10 When the apostles returned, they explained to him what they had done. He took them and withdrew in private to a town called Bethsaida. 11 The crowds, meanwhile, learned of this and followed him. He received them and spoke to them about the kingdom of God, and he healed those who needed to be cured. 12 As the day was drawing to a close, the Twelve approached him and said, ‘Dismiss the crowd so that they can go to the surrounding villages and farms and find lodging and provisions; for we are in a deserted place here.’ 13 He said to them, ‘Give them some food yourselves.’ They replied, ‘Five loaves and two fish are all we have, unless we ourselves go and buy food for all these people.’ 14 Now the men there numbered about five thousand. Then he said to his disciples, ‘Have them sit down in groups of (about) fifty.’ 15 They did so and made them all sit down. 16 Then taking the five loaves and the two fish, and looking up to heaven, he said the blessing over them, broke them, and gave them to the disciples to set before the crowd. 17 They all ate and were satisfied. And when the leftover fragments were picked up, they filled twelve wicker baskets.
Context. This passage comes at a “breaking point” in St. Luke’s narrative of the gospel. In Luke 8, we come to a “kind of ending” of the Galilean mission. Up to and through Luke 8 the accounts have focused on Jesus – the telling of parables (sower and the seed, 8:4-15; lamp, 8:16-18) and performance of miracles (calming of the sea, 8:22-25; healing of the demoniac, 8:26-39; healing of Jairus’ daughter, 8:40-56). At the beginning of Luke 9, the Twelve are sent on mission, “He summoned the Twelve and gave them power and authority over all demons and to cure diseases, and he sent them to proclaim the kingdom of God and to heal (the sick)” (vv1-2). These were prophetic actions that Jesus had already given to the people and the leaders of the Jews. As the leaders began to reject Jesus, even while the outcasts begin to accept him, there is a growing vacuum of religious leadership. And thus Jesus, already having taught him disciples the meaning of the Kingdom, now sends them to proclaim God’s reign in word and deed. We are only told of the summary of their missionary endeavors: “Then they set out and went from village to village proclaiming the good news and curing diseases everywhere.” (Luke 9:6)

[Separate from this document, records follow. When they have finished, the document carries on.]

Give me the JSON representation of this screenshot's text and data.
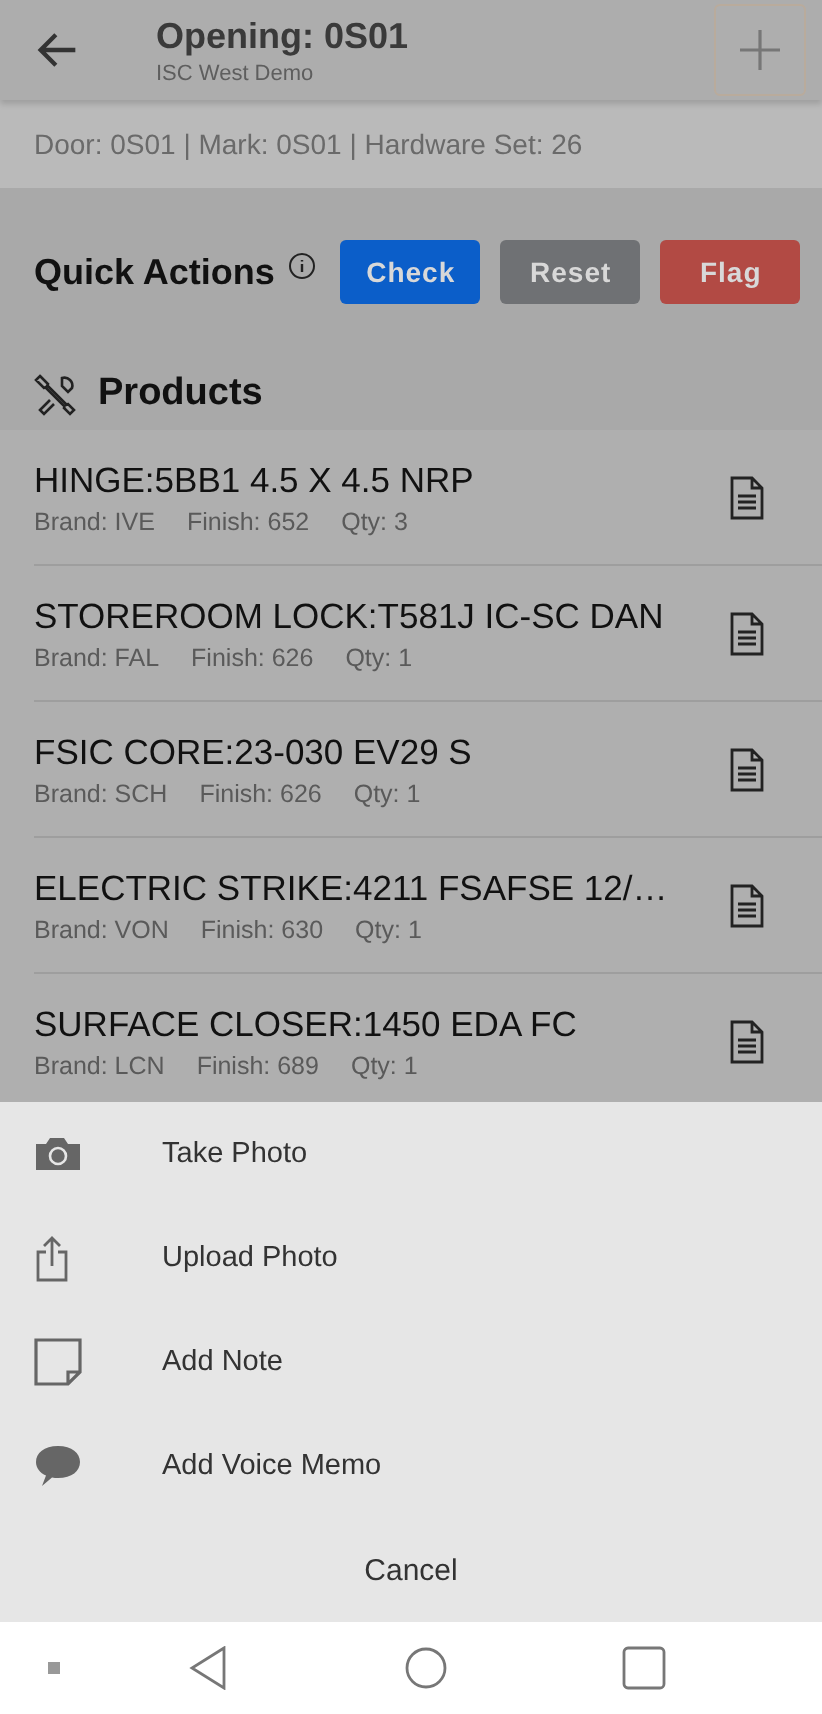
{
  "header": {
    "title": "Opening: 0S01",
    "subtitle": "ISC West Demo"
  },
  "info": "Door: 0S01 | Mark: 0S01 | Hardware Set: 26",
  "quick_actions": {
    "title": "Quick Actions",
    "buttons": [
      {
        "label": "Check",
        "color": "#0b5ec9"
      },
      {
        "label": "Reset",
        "color": "#6f7174"
      },
      {
        "label": "Flag",
        "color": "#b24a44"
      }
    ]
  },
  "products": {
    "title": "Products",
    "items": [
      {
        "name": "HINGE:5BB1 4.5 X 4.5 NRP",
        "brand": "Brand: IVE",
        "finish": "Finish: 652",
        "qty": "Qty: 3"
      },
      {
        "name": "STOREROOM LOCK:T581J IC-SC DAN",
        "brand": "Brand: FAL",
        "finish": "Finish: 626",
        "qty": "Qty: 1"
      },
      {
        "name": "FSIC CORE:23-030 EV29 S",
        "brand": "Brand: SCH",
        "finish": "Finish: 626",
        "qty": "Qty: 1"
      },
      {
        "name": "ELECTRIC STRIKE:4211 FSAFSE 12/…",
        "brand": "Brand: VON",
        "finish": "Finish: 630",
        "qty": "Qty: 1"
      },
      {
        "name": "SURFACE CLOSER:1450 EDA FC",
        "brand": "Brand: LCN",
        "finish": "Finish: 689",
        "qty": "Qty: 1"
      }
    ]
  },
  "action_sheet": {
    "items": [
      "Take Photo",
      "Upload Photo",
      "Add Note",
      "Add Voice Memo"
    ],
    "cancel": "Cancel"
  }
}
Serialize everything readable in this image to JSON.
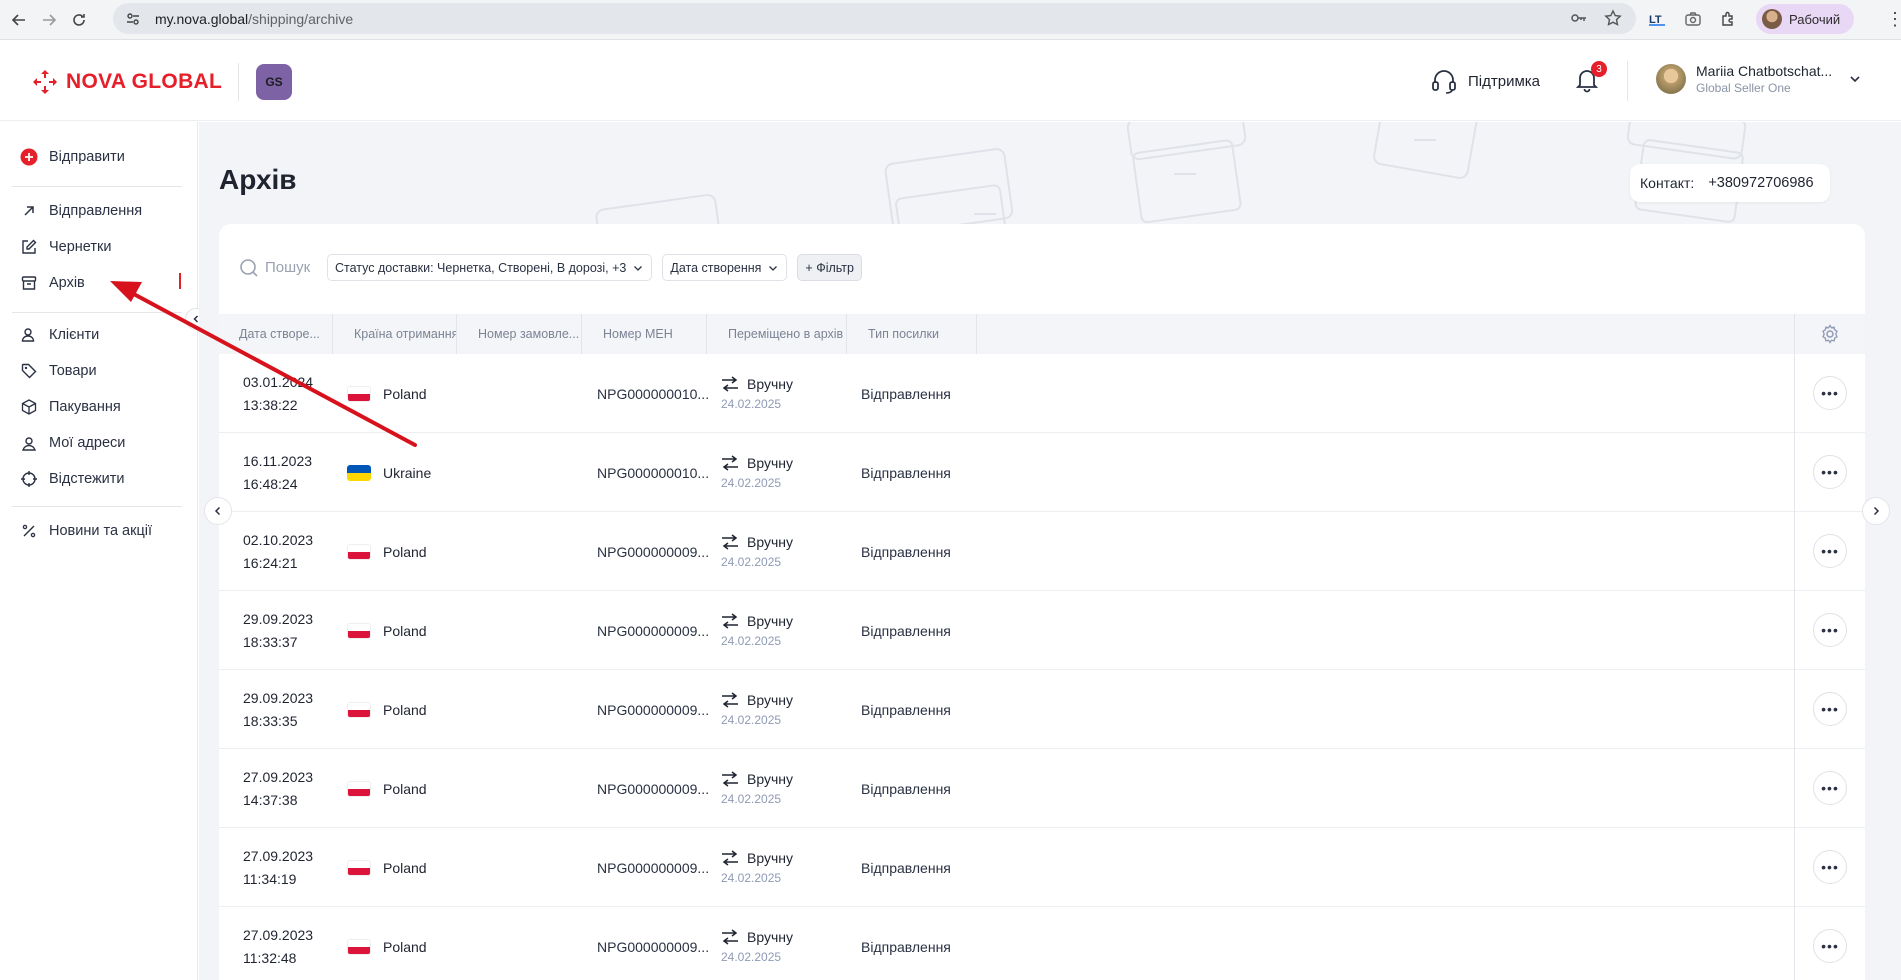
{
  "browser": {
    "url_host": "my.nova.global",
    "url_path": "/shipping/archive",
    "profile_label": "Рабочий"
  },
  "header": {
    "logo_text": "NOVA GLOBAL",
    "app_badge": "GS",
    "support_label": "Підтримка",
    "notifications_count": "3",
    "user_name": "Mariia Chatbotschat...",
    "user_org": "Global Seller One"
  },
  "sidebar": {
    "send_label": "Відправити",
    "items": [
      {
        "label": "Відправлення",
        "icon": "arrow-up-right-icon"
      },
      {
        "label": "Чернетки",
        "icon": "edit-icon"
      },
      {
        "label": "Архів",
        "icon": "archive-icon"
      },
      {
        "label": "Клієнти",
        "icon": "users-icon"
      },
      {
        "label": "Товари",
        "icon": "tag-icon"
      },
      {
        "label": "Пакування",
        "icon": "box-icon"
      },
      {
        "label": "Мої адреси",
        "icon": "location-icon"
      },
      {
        "label": "Відстежити",
        "icon": "crosshair-icon"
      },
      {
        "label": "Новини та акції",
        "icon": "percent-icon"
      }
    ]
  },
  "page": {
    "title": "Архів",
    "contact_label": "Контакт:",
    "contact_value": "+380972706986"
  },
  "filters": {
    "search_placeholder": "Пошук",
    "status_chip": "Статус доставки: Чернетка, Створені, В дорозі, +3",
    "date_chip": "Дата створення",
    "add_filter": "+ Фільтр"
  },
  "table": {
    "columns": [
      "Дата створе...",
      "Країна отримання",
      "Номер замовле...",
      "Номер МЕН",
      "Переміщено в архів",
      "Тип посилки"
    ],
    "rows": [
      {
        "date": "03.01.2024",
        "time": "13:38:22",
        "country": "Poland",
        "men": "NPG000000010...",
        "moved": "Вручну",
        "moved_date": "24.02.2025",
        "type": "Відправлення"
      },
      {
        "date": "16.11.2023",
        "time": "16:48:24",
        "country": "Ukraine",
        "men": "NPG000000010...",
        "moved": "Вручну",
        "moved_date": "24.02.2025",
        "type": "Відправлення"
      },
      {
        "date": "02.10.2023",
        "time": "16:24:21",
        "country": "Poland",
        "men": "NPG000000009...",
        "moved": "Вручну",
        "moved_date": "24.02.2025",
        "type": "Відправлення"
      },
      {
        "date": "29.09.2023",
        "time": "18:33:37",
        "country": "Poland",
        "men": "NPG000000009...",
        "moved": "Вручну",
        "moved_date": "24.02.2025",
        "type": "Відправлення"
      },
      {
        "date": "29.09.2023",
        "time": "18:33:35",
        "country": "Poland",
        "men": "NPG000000009...",
        "moved": "Вручну",
        "moved_date": "24.02.2025",
        "type": "Відправлення"
      },
      {
        "date": "27.09.2023",
        "time": "14:37:38",
        "country": "Poland",
        "men": "NPG000000009...",
        "moved": "Вручну",
        "moved_date": "24.02.2025",
        "type": "Відправлення"
      },
      {
        "date": "27.09.2023",
        "time": "11:34:19",
        "country": "Poland",
        "men": "NPG000000009...",
        "moved": "Вручну",
        "moved_date": "24.02.2025",
        "type": "Відправлення"
      },
      {
        "date": "27.09.2023",
        "time": "11:32:48",
        "country": "Poland",
        "men": "NPG000000009...",
        "moved": "Вручну",
        "moved_date": "24.02.2025",
        "type": "Відправлення"
      }
    ]
  },
  "colors": {
    "brand_red": "#e5202b",
    "poland_white": "#ffffff",
    "poland_red": "#dc143c",
    "ukraine_blue": "#0057b7",
    "ukraine_yellow": "#ffd700"
  }
}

Joel Green (352) provides us with additional context for the Lukan narrative: “The break between chs. 8 and 9 is not abrupt. In fact, the groundwork for the twin focus of 9:1–50, christology and discipleship, is laid in ch. 8, with its concerns with perceptiveness and active faith. This new section is distinguished from the previous one primarily by the explicitness of its portrayal of the disciples and by its heightened, even candid concern with Jesus’ identity. Already in ch. 8, the presence of the disciples with Jesus had become more emphatic than at any other time since their being called in chs. 5–6. Now, however, they are active agents involved in the mission of Jesus, and they begin to be developed less as companions and more as characters in their own right within the larger narrative of Luke-Acts. The end of this new section is clearly marked, with Jesus departing from his divine mission in the region of Galilee (cf. 4:14–15; §10) in order to begin the meandering journey to Jerusalem (see 9:51, 53). Consequently, 9:1–50 should be regarded as a transitional unit, bringing the Galilean segment of Jesus’ ministry to a close and setting the stage for the next major stage of his mission. With the closing of the Galilean section, the central issues of Jesus’ identity and mission and the character of discipleship are on display in a way that renders necessary the more concentrated periods of discipleship instruction and formation that will characterize the journey.”
Between the sending and the return of the disciples, there is a short episode: “7 Herod the tetrarch heard about all that was happening, and he was greatly perplexed because some were saying, “John has been raised from the dead”;8 others were saying, “Elijah has appeared”; still others, “One of the ancient prophets has arisen.”9 But Herod said, “John I beheaded. Who then is this about whom I hear such things?” And he kept trying to see him.” (Luke 9:7-10) Clearly, Luke has raised the question of Jesus’ identity – something that will continued to be revealed in what he does and what he calls others to do. By the same token, those who desire to see who Jesus is will see him only if they respond to his call to preach the gospel, heal the sick, and feed the hungry. There is still truth in Albert Schweitzer’s immortal words at the conclusion of The Quest of the Historical Jesus:
He speaks to us the same word: “Follow thou me!” and sets us to the tasks which He has to fulfil for our time. He commands. And to those who obey Him, whether they be wise or simple, He will reveal Himself in the toils, the conflicts, the sufferings which they shall pass through in His fellowship, and, as an ineffable mystery, they shall learn in their own experience Who He is.”